Cream, the iconic musical power trio, was a musical tour de force in the middle and late 1960’s. Consisting of drummer Ginger Baker, bassist Jack Bruce, and guitarist Eric Clapton, their music remains popular to this day. Discover how Cream continues to influence the musical artists of today…
Cream: Their Style
When most music fans think of Cream, the catch phrase “classic rock” comes to mind. And while it is true most of the band’s music is heard on classic rock radio stations these days, a more in depth view is required.
The idea for Cream was hatched in early 1966 by drummer Ginger Baker, who was trained in the jazz styles of early 1960’s London. He played in a British band called The Graham Bond Organization with bassist Jack Bruce, an exceptionally gifted musician also blessed with a strong voice.
Both soon crossed paths with a young virtuoso guitarist by the name of Eric Clapton, who was cutting his teeth on blues standards in the Chicago and Mississippi Delta style. Each of the three, disenchanted with their current situation, decided to join forces as Cream in June, 1966.
At the time and in subsequent interviews, Clapton thought Cream would be a blues band. Alas, he had no idea of the musical direction and influences of both Baker and Bruce.
As Cream developed early on, it was clear this was something very unique. By the time the band dissolved in late 1968, Cream was noted for several musical styles, including blues, hard rock, pop, all underpinned with jazz stylings and lengthy improvisations.
The Ongoing Influence Of Cream
Despite being together for less than three years, Cream is still one of the best known bands of all time. They originally spawned super groups and power trios, like Blind Faith, Mountain, and several others in the early 1970’s.
Later, Cream has been credited as an inspiration for popular rock acts in the 1980’s and beyond. ZZ Top, an enormously popular rock and blues trio, was directly influenced by Cream, to the point of presenting them for induction in the Rock and Roll Hall of Fame in 1993.
The Police and Van Halen are two of many notably successful groups that have praised the influences of Baker, Bruce, and Clapton. Today, John Mayer plays occasionally with Clapton and has even recorded a version of “Crossroads”, a blues standard which Cream made famous over forty years ago.
The Legacy Is Still Developing
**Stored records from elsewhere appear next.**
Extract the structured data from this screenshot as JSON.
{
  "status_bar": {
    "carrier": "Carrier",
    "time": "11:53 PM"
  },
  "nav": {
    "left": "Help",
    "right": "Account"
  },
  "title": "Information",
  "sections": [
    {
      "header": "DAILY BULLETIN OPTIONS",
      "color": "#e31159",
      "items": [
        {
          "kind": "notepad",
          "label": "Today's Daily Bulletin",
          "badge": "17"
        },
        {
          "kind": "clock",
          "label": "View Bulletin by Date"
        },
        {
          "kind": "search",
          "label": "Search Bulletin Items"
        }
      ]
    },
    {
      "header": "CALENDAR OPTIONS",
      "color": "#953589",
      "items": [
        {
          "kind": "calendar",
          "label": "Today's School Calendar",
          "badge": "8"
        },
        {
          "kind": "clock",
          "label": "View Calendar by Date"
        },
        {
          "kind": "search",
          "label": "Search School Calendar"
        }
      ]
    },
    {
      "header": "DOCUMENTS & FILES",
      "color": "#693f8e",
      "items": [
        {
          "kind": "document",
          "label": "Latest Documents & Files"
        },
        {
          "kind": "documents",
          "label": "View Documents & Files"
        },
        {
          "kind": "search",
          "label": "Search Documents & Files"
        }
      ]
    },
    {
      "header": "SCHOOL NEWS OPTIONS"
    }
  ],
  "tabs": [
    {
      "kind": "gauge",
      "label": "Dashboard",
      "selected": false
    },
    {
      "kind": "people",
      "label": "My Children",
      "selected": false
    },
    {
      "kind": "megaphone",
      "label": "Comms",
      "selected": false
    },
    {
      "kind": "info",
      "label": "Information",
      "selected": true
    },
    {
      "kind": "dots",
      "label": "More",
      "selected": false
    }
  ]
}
All three members of Cream are still playing, with Bruce and Clapton more active than Baker. Cream reunited in 2005 for a highly successful live CD and DVD, with their Royal Albert Hall concerts being attended by rock royalty.
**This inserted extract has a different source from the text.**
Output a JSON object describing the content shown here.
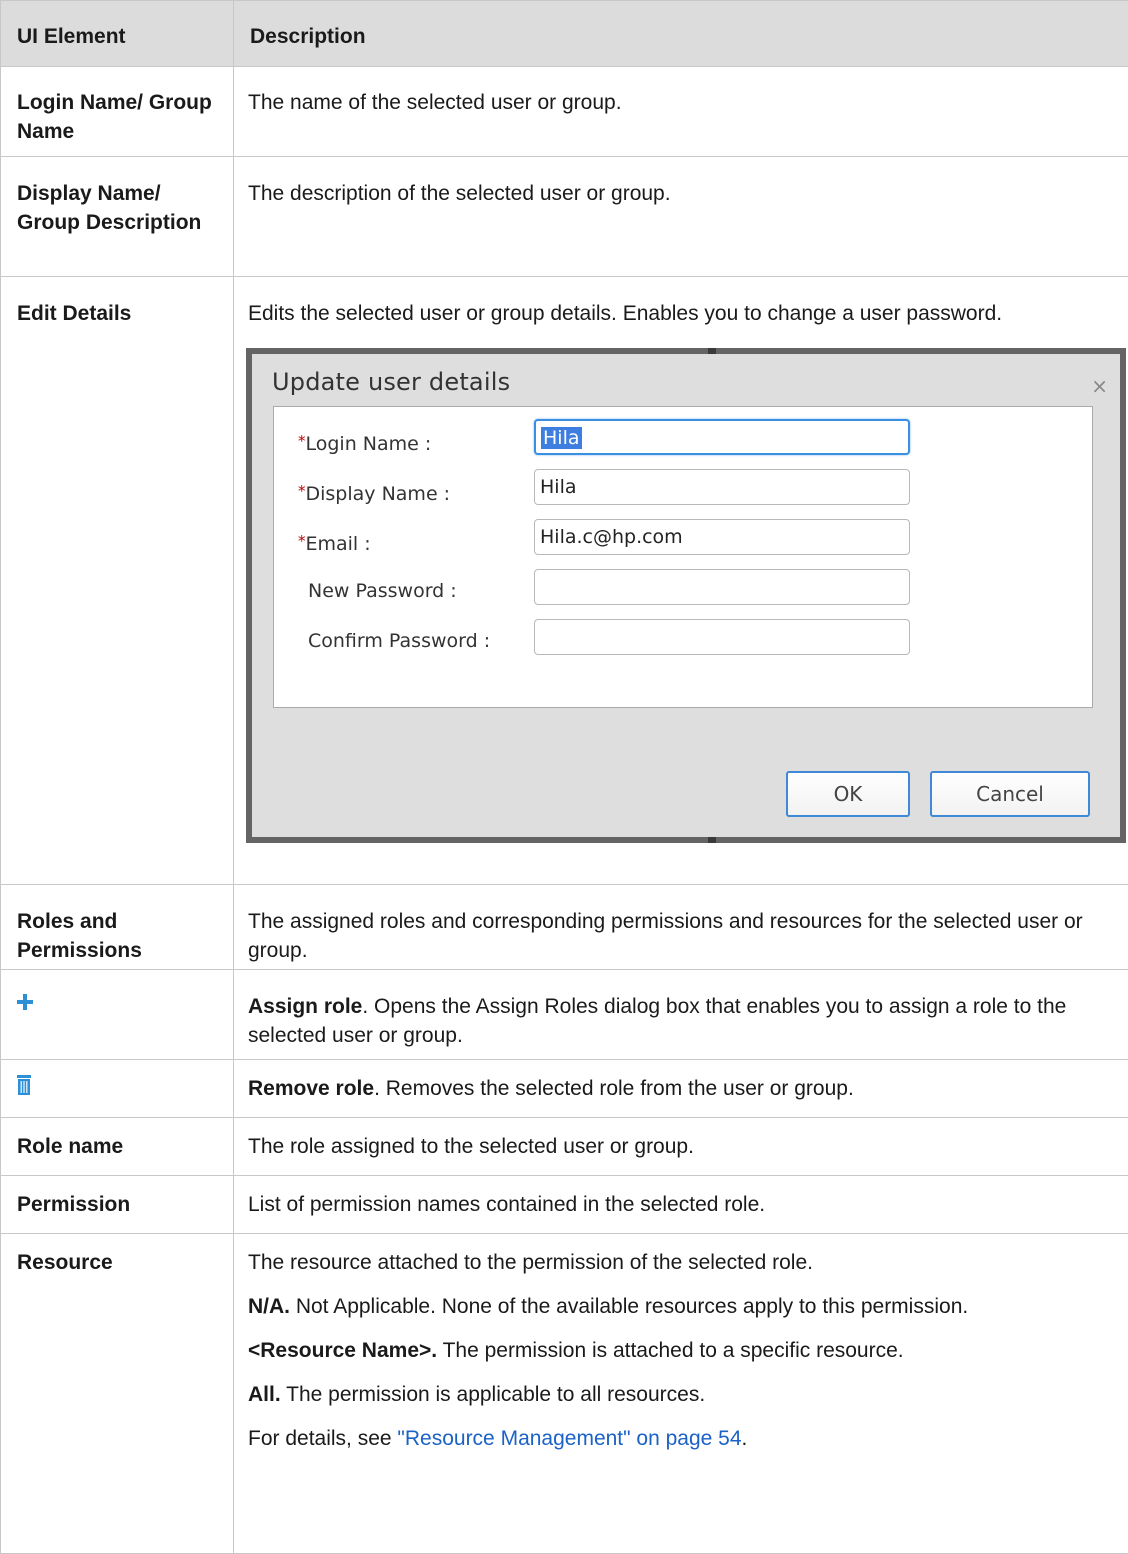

Their legacy continues to evolve and their music has stood the test of time.